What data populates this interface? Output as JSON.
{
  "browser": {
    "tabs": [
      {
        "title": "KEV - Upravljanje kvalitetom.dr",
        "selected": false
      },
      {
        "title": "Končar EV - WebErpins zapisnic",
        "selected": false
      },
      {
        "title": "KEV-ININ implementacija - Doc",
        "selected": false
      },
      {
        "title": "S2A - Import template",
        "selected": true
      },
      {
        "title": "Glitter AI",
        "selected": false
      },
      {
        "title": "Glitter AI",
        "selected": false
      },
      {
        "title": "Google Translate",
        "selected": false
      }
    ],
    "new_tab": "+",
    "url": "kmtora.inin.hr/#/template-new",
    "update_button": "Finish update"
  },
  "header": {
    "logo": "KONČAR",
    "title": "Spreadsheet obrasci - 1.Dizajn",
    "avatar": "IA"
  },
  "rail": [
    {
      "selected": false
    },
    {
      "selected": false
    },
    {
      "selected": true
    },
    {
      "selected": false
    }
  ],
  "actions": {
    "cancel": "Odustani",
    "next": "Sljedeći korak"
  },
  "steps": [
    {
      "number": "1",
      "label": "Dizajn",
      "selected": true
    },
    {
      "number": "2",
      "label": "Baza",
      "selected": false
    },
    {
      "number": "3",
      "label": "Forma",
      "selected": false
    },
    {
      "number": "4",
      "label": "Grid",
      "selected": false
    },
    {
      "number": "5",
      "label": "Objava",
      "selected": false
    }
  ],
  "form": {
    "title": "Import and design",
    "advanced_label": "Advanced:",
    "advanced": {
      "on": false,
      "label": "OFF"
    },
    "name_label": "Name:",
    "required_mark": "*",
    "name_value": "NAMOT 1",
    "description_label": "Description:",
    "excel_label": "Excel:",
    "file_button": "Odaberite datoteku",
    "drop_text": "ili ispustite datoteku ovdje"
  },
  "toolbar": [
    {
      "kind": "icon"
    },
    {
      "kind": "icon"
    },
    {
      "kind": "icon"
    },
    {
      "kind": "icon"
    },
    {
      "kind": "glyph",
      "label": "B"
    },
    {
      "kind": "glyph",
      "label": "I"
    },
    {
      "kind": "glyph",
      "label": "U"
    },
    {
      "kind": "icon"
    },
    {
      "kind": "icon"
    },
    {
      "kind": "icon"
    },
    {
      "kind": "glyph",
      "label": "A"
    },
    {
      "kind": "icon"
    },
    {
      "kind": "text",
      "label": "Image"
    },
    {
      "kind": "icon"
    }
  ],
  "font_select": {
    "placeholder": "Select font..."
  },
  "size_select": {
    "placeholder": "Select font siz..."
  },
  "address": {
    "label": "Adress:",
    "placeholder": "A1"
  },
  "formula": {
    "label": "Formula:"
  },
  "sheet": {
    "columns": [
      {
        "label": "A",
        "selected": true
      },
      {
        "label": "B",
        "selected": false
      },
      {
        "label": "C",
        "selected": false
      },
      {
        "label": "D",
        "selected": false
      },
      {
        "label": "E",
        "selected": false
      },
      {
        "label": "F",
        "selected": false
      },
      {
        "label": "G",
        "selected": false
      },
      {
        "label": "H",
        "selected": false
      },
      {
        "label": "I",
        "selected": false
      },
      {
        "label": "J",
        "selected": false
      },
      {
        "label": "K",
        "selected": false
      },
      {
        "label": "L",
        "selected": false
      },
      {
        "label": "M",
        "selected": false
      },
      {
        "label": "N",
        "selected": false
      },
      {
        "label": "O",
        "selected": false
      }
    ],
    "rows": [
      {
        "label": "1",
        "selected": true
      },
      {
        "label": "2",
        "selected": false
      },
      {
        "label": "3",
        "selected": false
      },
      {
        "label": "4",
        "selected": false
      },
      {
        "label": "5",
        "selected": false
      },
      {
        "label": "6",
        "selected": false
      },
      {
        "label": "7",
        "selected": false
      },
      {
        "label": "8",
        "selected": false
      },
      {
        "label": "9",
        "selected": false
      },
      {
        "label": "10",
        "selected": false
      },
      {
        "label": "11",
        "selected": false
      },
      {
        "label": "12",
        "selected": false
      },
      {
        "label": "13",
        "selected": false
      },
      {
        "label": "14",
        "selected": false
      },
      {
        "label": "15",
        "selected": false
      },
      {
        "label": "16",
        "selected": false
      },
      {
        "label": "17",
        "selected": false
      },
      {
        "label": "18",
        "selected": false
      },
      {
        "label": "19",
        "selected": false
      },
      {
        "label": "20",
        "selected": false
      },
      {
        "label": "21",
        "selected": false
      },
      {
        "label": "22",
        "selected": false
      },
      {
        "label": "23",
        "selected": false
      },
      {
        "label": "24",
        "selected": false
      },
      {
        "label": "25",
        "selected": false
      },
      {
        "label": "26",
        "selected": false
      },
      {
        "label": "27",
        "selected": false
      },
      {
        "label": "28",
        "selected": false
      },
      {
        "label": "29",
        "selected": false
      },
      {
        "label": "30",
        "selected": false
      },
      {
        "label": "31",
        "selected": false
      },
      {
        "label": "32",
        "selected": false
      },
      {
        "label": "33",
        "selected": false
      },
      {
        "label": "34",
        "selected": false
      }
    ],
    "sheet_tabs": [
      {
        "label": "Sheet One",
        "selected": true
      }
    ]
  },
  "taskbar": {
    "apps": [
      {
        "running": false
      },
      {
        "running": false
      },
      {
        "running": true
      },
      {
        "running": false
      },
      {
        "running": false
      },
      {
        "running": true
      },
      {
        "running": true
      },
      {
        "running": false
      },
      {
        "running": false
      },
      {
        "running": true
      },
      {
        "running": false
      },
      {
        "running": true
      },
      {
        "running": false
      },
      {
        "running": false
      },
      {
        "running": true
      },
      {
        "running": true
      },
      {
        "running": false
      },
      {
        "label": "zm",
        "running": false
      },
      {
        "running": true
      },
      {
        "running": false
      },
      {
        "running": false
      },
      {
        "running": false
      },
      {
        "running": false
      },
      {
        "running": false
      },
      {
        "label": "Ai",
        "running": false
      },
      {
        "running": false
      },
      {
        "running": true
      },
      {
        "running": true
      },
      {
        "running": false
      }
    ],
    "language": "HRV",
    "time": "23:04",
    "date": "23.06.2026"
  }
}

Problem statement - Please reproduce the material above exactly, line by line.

Answer to this problem -
What data populates this interface? Output as JSON.
{
  "browser": {
    "tabs": [
      {
        "title": "KEV - Upravljanje kvalitetom.dr",
        "selected": false
      },
      {
        "title": "Končar EV - WebErpins zapisnic",
        "selected": false
      },
      {
        "title": "KEV-ININ implementacija - Doc",
        "selected": false
      },
      {
        "title": "S2A - Import template",
        "selected": true
      },
      {
        "title": "Glitter AI",
        "selected": false
      },
      {
        "title": "Glitter AI",
        "selected": false
      },
      {
        "title": "Google Translate",
        "selected": false
      }
    ],
    "new_tab": "+",
    "url": "kmtora.inin.hr/#/template-new",
    "update_button": "Finish update"
  },
  "header": {
    "logo": "KONČAR",
    "title": "Spreadsheet obrasci - 1.Dizajn",
    "avatar": "IA"
  },
  "rail": [
    {
      "selected": false
    },
    {
      "selected": false
    },
    {
      "selected": true
    },
    {
      "selected": false
    }
  ],
  "actions": {
    "cancel": "Odustani",
    "next": "Sljedeći korak"
  },
  "steps": [
    {
      "number": "1",
      "label": "Dizajn",
      "selected": true
    },
    {
      "number": "2",
      "label": "Baza",
      "selected": false
    },
    {
      "number": "3",
      "label": "Forma",
      "selected": false
    },
    {
      "number": "4",
      "label": "Grid",
      "selected": false
    },
    {
      "number": "5",
      "label": "Objava",
      "selected": false
    }
  ],
  "form": {
    "title": "Import and design",
    "advanced_label": "Advanced:",
    "advanced": {
      "on": false,
      "label": "OFF"
    },
    "name_label": "Name:",
    "required_mark": "*",
    "name_value": "NAMOT 1",
    "description_label": "Description:",
    "excel_label": "Excel:",
    "file_button": "Odaberite datoteku",
    "drop_text": "ili ispustite datoteku ovdje"
  },
  "toolbar": [
    {
      "kind": "icon"
    },
    {
      "kind": "icon"
    },
    {
      "kind": "icon"
    },
    {
      "kind": "icon"
    },
    {
      "kind": "glyph",
      "label": "B"
    },
    {
      "kind": "glyph",
      "label": "I"
    },
    {
      "kind": "glyph",
      "label": "U"
    },
    {
      "kind": "icon"
    },
    {
      "kind": "icon"
    },
    {
      "kind": "icon"
    },
    {
      "kind": "glyph",
      "label": "A"
    },
    {
      "kind": "icon"
    },
    {
      "kind": "text",
      "label": "Image"
    },
    {
      "kind": "icon"
    }
  ],
  "font_select": {
    "placeholder": "Select font..."
  },
  "size_select": {
    "placeholder": "Select font siz..."
  },
  "address": {
    "label": "Adress:",
    "placeholder": "A1"
  },
  "formula": {
    "label": "Formula:"
  },
  "sheet": {
    "columns": [
      {
        "label": "A",
        "selected": true
      },
      {
        "label": "B",
        "selected": false
      },
      {
        "label": "C",
        "selected": false
      },
      {
        "label": "D",
        "selected": false
      },
      {
        "label": "E",
        "selected": false
      },
      {
        "label": "F",
        "selected": false
      },
      {
        "label": "G",
        "selected": false
      },
      {
        "label": "H",
        "selected": false
      },
      {
        "label": "I",
        "selected": false
      },
      {
        "label": "J",
        "selected": false
      },
      {
        "label": "K",
        "selected": false
      },
      {
        "label": "L",
        "selected": false
      },
      {
        "label": "M",
        "selected": false
      },
      {
        "label": "N",
        "selected": false
      },
      {
        "label": "O",
        "selected": false
      }
    ],
    "rows": [
      {
        "label": "1",
        "selected": true
      },
      {
        "label": "2",
        "selected": false
      },
      {
        "label": "3",
        "selected": false
      },
      {
        "label": "4",
        "selected": false
      },
      {
        "label": "5",
        "selected": false
      },
      {
        "label": "6",
        "selected": false
      },
      {
        "label": "7",
        "selected": false
      },
      {
        "label": "8",
        "selected": false
      },
      {
        "label": "9",
        "selected": false
      },
      {
        "label": "10",
        "selected": false
      },
      {
        "label": "11",
        "selected": false
      },
      {
        "label": "12",
        "selected": false
      },
      {
        "label": "13",
        "selected": false
      },
      {
        "label": "14",
        "selected": false
      },
      {
        "label": "15",
        "selected": false
      },
      {
        "label": "16",
        "selected": false
      },
      {
        "label": "17",
        "selected": false
      },
      {
        "label": "18",
        "selected": false
      },
      {
        "label": "19",
        "selected": false
      },
      {
        "label": "20",
        "selected": false
      },
      {
        "label": "21",
        "selected": false
      },
      {
        "label": "22",
        "selected": false
      },
      {
        "label": "23",
        "selected": false
      },
      {
        "label": "24",
        "selected": false
      },
      {
        "label": "25",
        "selected": false
      },
      {
        "label": "26",
        "selected": false
      },
      {
        "label": "27",
        "selected": false
      },
      {
        "label": "28",
        "selected": false
      },
      {
        "label": "29",
        "selected": false
      },
      {
        "label": "30",
        "selected": false
      },
      {
        "label": "31",
        "selected": false
      },
      {
        "label": "32",
        "selected": false
      },
      {
        "label": "33",
        "selected": false
      },
      {
        "label": "34",
        "selected": false
      }
    ],
    "sheet_tabs": [
      {
        "label": "Sheet One",
        "selected": true
      }
    ]
  },
  "taskbar": {
    "apps": [
      {
        "running": false
      },
      {
        "running": false
      },
      {
        "running": true
      },
      {
        "running": false
      },
      {
        "running": false
      },
      {
        "running": true
      },
      {
        "running": true
      },
      {
        "running": false
      },
      {
        "running": false
      },
      {
        "running": true
      },
      {
        "running": false
      },
      {
        "running": true
      },
      {
        "running": false
      },
      {
        "running": false
      },
      {
        "running": true
      },
      {
        "running": true
      },
      {
        "running": false
      },
      {
        "label": "zm",
        "running": false
      },
      {
        "running": true
      },
      {
        "running": false
      },
      {
        "running": false
      },
      {
        "running": false
      },
      {
        "running": false
      },
      {
        "running": false
      },
      {
        "label": "Ai",
        "running": false
      },
      {
        "running": false
      },
      {
        "running": true
      },
      {
        "running": true
      },
      {
        "running": false
      }
    ],
    "language": "HRV",
    "time": "23:04",
    "date": "23.06.2026"
  }
}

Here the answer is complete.